All of the data that follows needs to be printed again, exactly as it reads.
====
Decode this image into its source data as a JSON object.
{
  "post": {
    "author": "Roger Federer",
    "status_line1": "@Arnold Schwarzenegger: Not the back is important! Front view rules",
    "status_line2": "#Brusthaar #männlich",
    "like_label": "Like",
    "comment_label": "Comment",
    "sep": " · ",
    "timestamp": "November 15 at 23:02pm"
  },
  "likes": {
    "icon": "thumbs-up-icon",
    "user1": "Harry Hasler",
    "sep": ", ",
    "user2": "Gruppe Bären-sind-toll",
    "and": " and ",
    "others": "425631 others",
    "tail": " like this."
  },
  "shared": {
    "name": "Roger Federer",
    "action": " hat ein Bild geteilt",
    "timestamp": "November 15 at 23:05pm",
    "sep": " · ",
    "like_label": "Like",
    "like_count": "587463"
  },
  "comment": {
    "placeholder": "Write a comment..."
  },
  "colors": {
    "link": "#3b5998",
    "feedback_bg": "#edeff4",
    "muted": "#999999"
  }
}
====
• **Task output**:
Decode this image into its source data as a JSON object.
{
  "post": {
    "author": "Roger Federer",
    "status_line1": "@Arnold Schwarzenegger: Not the back is important! Front view rules",
    "status_line2": "#Brusthaar #männlich",
    "like_label": "Like",
    "comment_label": "Comment",
    "sep": " · ",
    "timestamp": "November 15 at 23:02pm"
  },
  "likes": {
    "icon": "thumbs-up-icon",
    "user1": "Harry Hasler",
    "sep": ", ",
    "user2": "Gruppe Bären-sind-toll",
    "and": " and ",
    "others": "425631 others",
    "tail": " like this."
  },
  "shared": {
    "name": "Roger Federer",
    "action": " hat ein Bild geteilt",
    "timestamp": "November 15 at 23:05pm",
    "sep": " · ",
    "like_label": "Like",
    "like_count": "587463"
  },
  "comment": {
    "placeholder": "Write a comment..."
  },
  "colors": {
    "link": "#3b5998",
    "feedback_bg": "#edeff4",
    "muted": "#999999"
  }
}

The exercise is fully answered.